- [ENTRIES SUPPLIED]:

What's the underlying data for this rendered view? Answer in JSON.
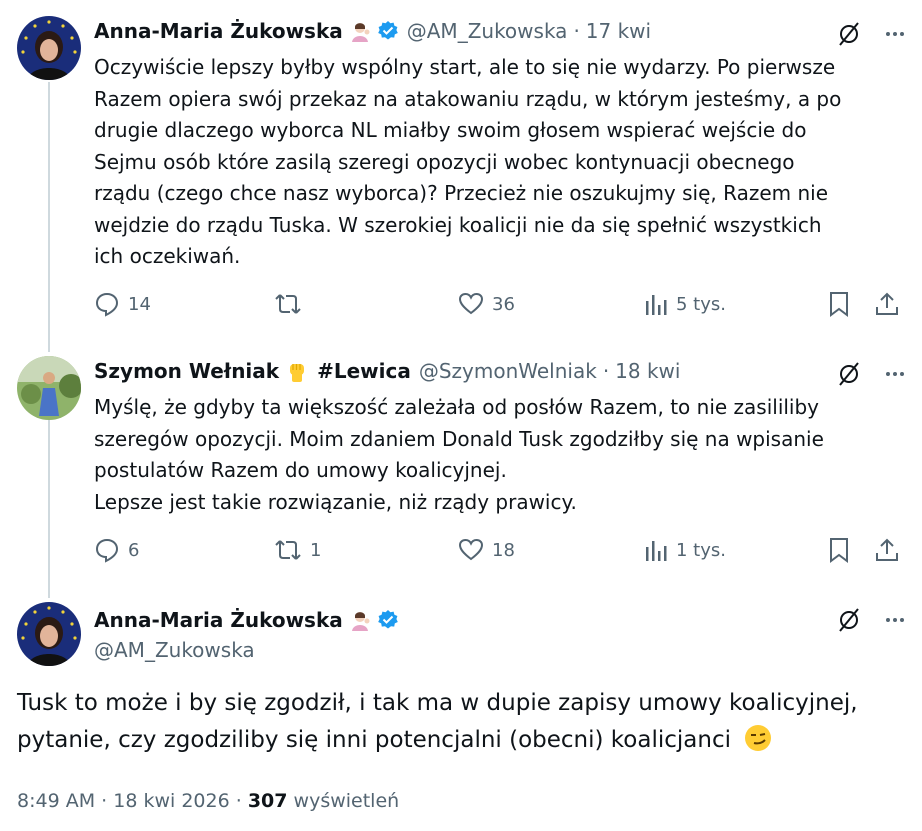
{
  "tweets": [
    {
      "name": "Anna-Maria Żukowska",
      "emoji": "person-tipping-hand-emoji",
      "handle": "@AM_Zukowska",
      "date": "17 kwi",
      "text": [
        "Oczywiście lepszy byłby wspólny start, ale to się nie wydarzy. Po pierwsze",
        "Razem opiera swój przekaz na atakowaniu rządu, w którym jesteśmy, a po",
        "drugie dlaczego wyborca NL miałby swoim głosem wspierać wejście do",
        "Sejmu osób które zasilą szeregi opozycji wobec kontynuacji obecnego",
        "rządu (czego chce nasz wyborca)? Przecież nie oszukujmy się, Razem nie",
        "wejdzie do rządu Tuska. W szerokiej koalicji nie da się spełnić wszystkich",
        "ich oczekiwań."
      ],
      "replies": "14",
      "reposts": "",
      "likes": "36",
      "views": "5 tys."
    },
    {
      "name": "Szymon Wełniak",
      "emoji": "raised-fist-emoji",
      "hashtag": "#Lewica",
      "handle": "@SzymonWelniak",
      "date": "18 kwi",
      "text": [
        "Myślę, że gdyby ta większość zależała od posłów Razem, to nie zasililiby",
        "szeregów opozycji. Moim zdaniem Donald Tusk zgodziłby się na wpisanie",
        "postulatów Razem do umowy koalicyjnej.",
        "Lepsze jest takie rozwiązanie, niż rządy prawicy."
      ],
      "replies": "6",
      "reposts": "1",
      "likes": "18",
      "views": "1 tys."
    }
  ],
  "main_tweet": {
    "name": "Anna-Maria Żukowska",
    "handle": "@AM_Zukowska",
    "text": [
      "Tusk to może i by się zgodził, i tak ma w dupie zapisy umowy koalicyjnej,",
      "pytanie, czy zgodziliby się inni potencjalni (obecni) koalicjanci"
    ],
    "emoji": "smirking-face-emoji",
    "time": "8:49 AM",
    "date": "18 kwi 2026",
    "views_count": "307",
    "views_label": "wyświetleń"
  },
  "colors": {
    "verified": "#1d9bf0",
    "text": "#0f1419",
    "secondary": "#536471",
    "thread_line": "#cfd9de"
  }
}
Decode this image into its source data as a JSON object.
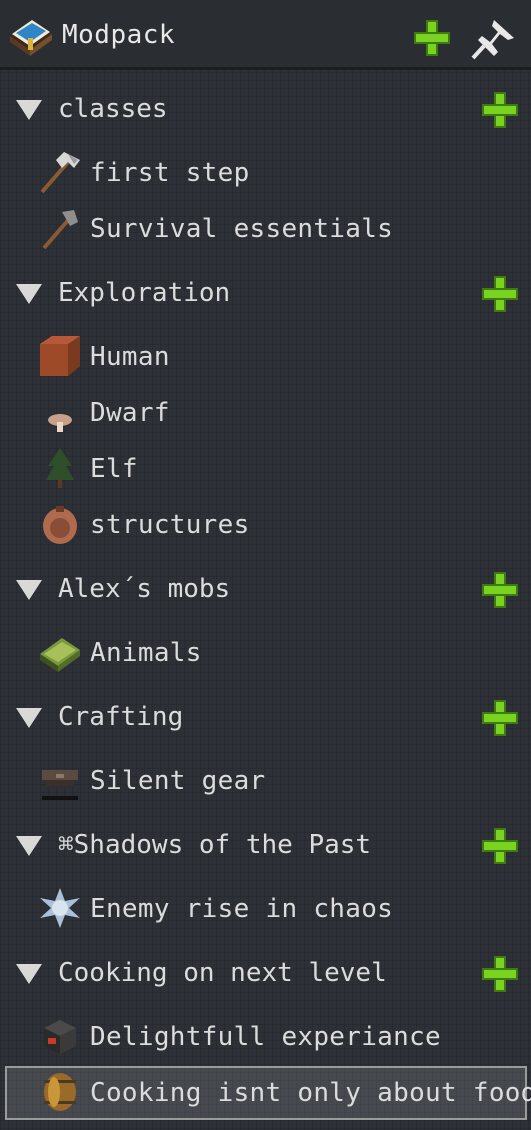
{
  "header": {
    "title": "Modpack",
    "add_icon": "plus-icon",
    "pin_icon": "pin-icon"
  },
  "colors": {
    "accent_plus": "#7ad321",
    "text": "#dcdcdc",
    "background": "#2d3036"
  },
  "chapters": [
    {
      "title": "classes",
      "quests": [
        {
          "label": "first step",
          "icon": "battle-axe-icon"
        },
        {
          "label": "Survival essentials",
          "icon": "stone-axe-icon"
        }
      ]
    },
    {
      "title": "Exploration",
      "quests": [
        {
          "label": "Human",
          "icon": "terracotta-block-icon"
        },
        {
          "label": "Dwarf",
          "icon": "mushroom-icon"
        },
        {
          "label": "Elf",
          "icon": "spruce-sapling-icon"
        },
        {
          "label": "structures",
          "icon": "backpack-icon"
        }
      ]
    },
    {
      "title": "Alex´s mobs",
      "quests": [
        {
          "label": "Animals",
          "icon": "green-book-icon"
        }
      ]
    },
    {
      "title": "Crafting",
      "quests": [
        {
          "label": "Silent gear",
          "icon": "workbench-icon"
        }
      ]
    },
    {
      "title": "Shadows of the Past",
      "title_prefix": "⌘",
      "quests": [
        {
          "label": "Enemy rise in chaos",
          "icon": "blue-star-icon"
        }
      ]
    },
    {
      "title": "Cooking on next level",
      "quests": [
        {
          "label": "Delightfull experiance",
          "icon": "stove-icon"
        },
        {
          "label": "Cooking isnt only about food",
          "icon": "barrel-icon",
          "selected": true
        }
      ]
    }
  ]
}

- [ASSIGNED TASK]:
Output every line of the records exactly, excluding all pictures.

- [YOUR RESPONSE]:
What's the underlying data for this rendered view? Answer in JSON.
{
  "tweets": [
    {
      "name": "Anna-Maria Żukowska",
      "emoji": "person-tipping-hand-emoji",
      "handle": "@AM_Zukowska",
      "date": "17 kwi",
      "text": [
        "Oczywiście lepszy byłby wspólny start, ale to się nie wydarzy. Po pierwsze",
        "Razem opiera swój przekaz na atakowaniu rządu, w którym jesteśmy, a po",
        "drugie dlaczego wyborca NL miałby swoim głosem wspierać wejście do",
        "Sejmu osób które zasilą szeregi opozycji wobec kontynuacji obecnego",
        "rządu (czego chce nasz wyborca)? Przecież nie oszukujmy się, Razem nie",
        "wejdzie do rządu Tuska. W szerokiej koalicji nie da się spełnić wszystkich",
        "ich oczekiwań."
      ],
      "replies": "14",
      "reposts": "",
      "likes": "36",
      "views": "5 tys."
    },
    {
      "name": "Szymon Wełniak",
      "emoji": "raised-fist-emoji",
      "hashtag": "#Lewica",
      "handle": "@SzymonWelniak",
      "date": "18 kwi",
      "text": [
        "Myślę, że gdyby ta większość zależała od posłów Razem, to nie zasililiby",
        "szeregów opozycji. Moim zdaniem Donald Tusk zgodziłby się na wpisanie",
        "postulatów Razem do umowy koalicyjnej.",
        "Lepsze jest takie rozwiązanie, niż rządy prawicy."
      ],
      "replies": "6",
      "reposts": "1",
      "likes": "18",
      "views": "1 tys."
    }
  ],
  "main_tweet": {
    "name": "Anna-Maria Żukowska",
    "handle": "@AM_Zukowska",
    "text": [
      "Tusk to może i by się zgodził, i tak ma w dupie zapisy umowy koalicyjnej,",
      "pytanie, czy zgodziliby się inni potencjalni (obecni) koalicjanci"
    ],
    "emoji": "smirking-face-emoji",
    "time": "8:49 AM",
    "date": "18 kwi 2026",
    "views_count": "307",
    "views_label": "wyświetleń"
  },
  "colors": {
    "verified": "#1d9bf0",
    "text": "#0f1419",
    "secondary": "#536471",
    "thread_line": "#cfd9de"
  }
}
Decode this image into its source data as a JSON object.
{
  "header": {
    "title": "Modpack",
    "add_icon": "plus-icon",
    "pin_icon": "pin-icon"
  },
  "colors": {
    "accent_plus": "#7ad321",
    "text": "#dcdcdc",
    "background": "#2d3036"
  },
  "chapters": [
    {
      "title": "classes",
      "quests": [
        {
          "label": "first step",
          "icon": "battle-axe-icon"
        },
        {
          "label": "Survival essentials",
          "icon": "stone-axe-icon"
        }
      ]
    },
    {
      "title": "Exploration",
      "quests": [
        {
          "label": "Human",
          "icon": "terracotta-block-icon"
        },
        {
          "label": "Dwarf",
          "icon": "mushroom-icon"
        },
        {
          "label": "Elf",
          "icon": "spruce-sapling-icon"
        },
        {
          "label": "structures",
          "icon": "backpack-icon"
        }
      ]
    },
    {
      "title": "Alex´s mobs",
      "quests": [
        {
          "label": "Animals",
          "icon": "green-book-icon"
        }
      ]
    },
    {
      "title": "Crafting",
      "quests": [
        {
          "label": "Silent gear",
          "icon": "workbench-icon"
        }
      ]
    },
    {
      "title": "Shadows of the Past",
      "title_prefix": "⌘",
      "quests": [
        {
          "label": "Enemy rise in chaos",
          "icon": "blue-star-icon"
        }
      ]
    },
    {
      "title": "Cooking on next level",
      "quests": [
        {
          "label": "Delightfull experiance",
          "icon": "stove-icon"
        },
        {
          "label": "Cooking isnt only about food",
          "icon": "barrel-icon",
          "selected": true
        }
      ]
    }
  ]
}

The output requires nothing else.